Publications & Resources
Consequences and Validity of Performance Assessment for English Language Learners: Integrating Academic Language and ELL Instructional Needs into Opportunity to Learn Measures
Zenaida Aguirre-Muñoz, Christy Kim Boscardin, Barbara Jones, Jae-Eun Park, Marjorie Chinen, Hye Sook Shin, Janet Lee, Anastasia Aimee Amabisca and Aprile Benner
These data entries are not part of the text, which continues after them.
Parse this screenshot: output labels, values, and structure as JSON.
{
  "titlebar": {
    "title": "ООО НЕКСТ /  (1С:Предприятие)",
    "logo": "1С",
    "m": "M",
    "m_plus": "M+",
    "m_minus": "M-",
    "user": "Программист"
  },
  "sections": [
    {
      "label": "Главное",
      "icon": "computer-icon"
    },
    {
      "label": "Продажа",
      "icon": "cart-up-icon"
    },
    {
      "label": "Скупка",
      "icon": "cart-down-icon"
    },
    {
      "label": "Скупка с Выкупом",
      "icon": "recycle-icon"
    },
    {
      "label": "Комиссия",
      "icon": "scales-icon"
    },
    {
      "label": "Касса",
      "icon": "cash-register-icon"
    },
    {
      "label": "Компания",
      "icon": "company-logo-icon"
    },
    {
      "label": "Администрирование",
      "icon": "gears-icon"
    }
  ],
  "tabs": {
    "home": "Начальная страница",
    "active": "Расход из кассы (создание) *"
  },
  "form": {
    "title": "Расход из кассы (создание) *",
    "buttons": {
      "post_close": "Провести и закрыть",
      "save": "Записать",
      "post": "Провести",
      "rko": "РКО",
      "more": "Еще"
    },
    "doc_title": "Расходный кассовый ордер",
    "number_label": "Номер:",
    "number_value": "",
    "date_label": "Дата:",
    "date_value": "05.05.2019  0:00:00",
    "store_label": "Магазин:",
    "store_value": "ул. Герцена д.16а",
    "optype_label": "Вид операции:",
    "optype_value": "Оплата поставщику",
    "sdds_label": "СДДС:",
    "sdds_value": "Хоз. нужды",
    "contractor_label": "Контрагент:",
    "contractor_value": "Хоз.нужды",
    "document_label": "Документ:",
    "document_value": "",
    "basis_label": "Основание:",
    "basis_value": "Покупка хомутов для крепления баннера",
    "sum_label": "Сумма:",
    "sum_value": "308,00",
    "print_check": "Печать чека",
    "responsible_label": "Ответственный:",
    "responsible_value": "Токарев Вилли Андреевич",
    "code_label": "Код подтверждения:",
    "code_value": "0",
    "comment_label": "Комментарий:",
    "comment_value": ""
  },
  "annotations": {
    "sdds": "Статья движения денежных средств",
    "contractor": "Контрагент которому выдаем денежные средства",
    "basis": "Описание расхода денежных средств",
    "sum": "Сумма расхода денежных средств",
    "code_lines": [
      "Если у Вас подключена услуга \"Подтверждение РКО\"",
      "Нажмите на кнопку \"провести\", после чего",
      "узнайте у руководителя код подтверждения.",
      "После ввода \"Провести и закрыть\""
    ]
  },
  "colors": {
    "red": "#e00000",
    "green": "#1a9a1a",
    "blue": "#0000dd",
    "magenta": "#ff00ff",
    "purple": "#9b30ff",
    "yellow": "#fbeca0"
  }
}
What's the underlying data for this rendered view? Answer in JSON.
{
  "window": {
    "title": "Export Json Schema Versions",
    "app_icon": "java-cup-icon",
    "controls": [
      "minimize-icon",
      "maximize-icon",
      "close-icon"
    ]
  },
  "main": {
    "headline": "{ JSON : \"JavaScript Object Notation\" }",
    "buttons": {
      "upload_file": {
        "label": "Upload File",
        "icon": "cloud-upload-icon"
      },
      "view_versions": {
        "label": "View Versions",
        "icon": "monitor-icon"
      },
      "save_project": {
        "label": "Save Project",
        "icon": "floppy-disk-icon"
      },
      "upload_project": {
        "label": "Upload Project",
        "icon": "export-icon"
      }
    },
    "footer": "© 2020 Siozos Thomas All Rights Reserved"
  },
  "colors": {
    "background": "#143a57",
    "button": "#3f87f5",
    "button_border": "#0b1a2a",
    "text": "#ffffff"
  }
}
To further the understanding of ELL (under) achievement and broaden the current scope of OTL models, the primary focus of this study was to investigate process and content opportunities that are particularly relevant to improving ELL achievement with particular attention to the relationship between opportunities to acquire academic language and ELL achievement. The work reported here operationalized academic language within a systemic functional linguistics theory (also called “functional grammar”). This theory of language use provided teachers and students with a framework for analyzing language in a manner that both built on existing language knowledge (or schemas) and provided them with an accessible structure for examining more complicated language (and content) concept. Based on our literature review, previous findings, and new ELL-sensitive OTL model, we investigated the following research questions in this study: (a.) To what extent and in what ways are students being exposed to key OTL variables in classrooms? (b). What is the impact of academic language and other OTL indicators on ELLs’ and non-ELLs’ performance on LAPA? One of the most important findings from this study points to the need for explicit instruction on academic language. The positive impact of functional grammar implementation on student outcomes also suggests that in order for ELLs to fully benefit from assessment-driven reform, teachers need the capacity to make the linguistic expectations clear to students by focusing on the linguistic elements that are characteristic of academic registers.
Aguirre-Muñoz, Z., Boscardin, C. K., Jones, B., Park, J.-E., Chinen, M., Shin, H. S., … Benner, A. (2006). Consequences and validity of performance assessment for English language learners: Integrating academic language and ELL instructional needs into opportunity to learn measures (CSE Report 678). Los Angeles: University of California, Los Angeles, National Center for Research on Evaluation, Standards, and Student Testing (CRESST).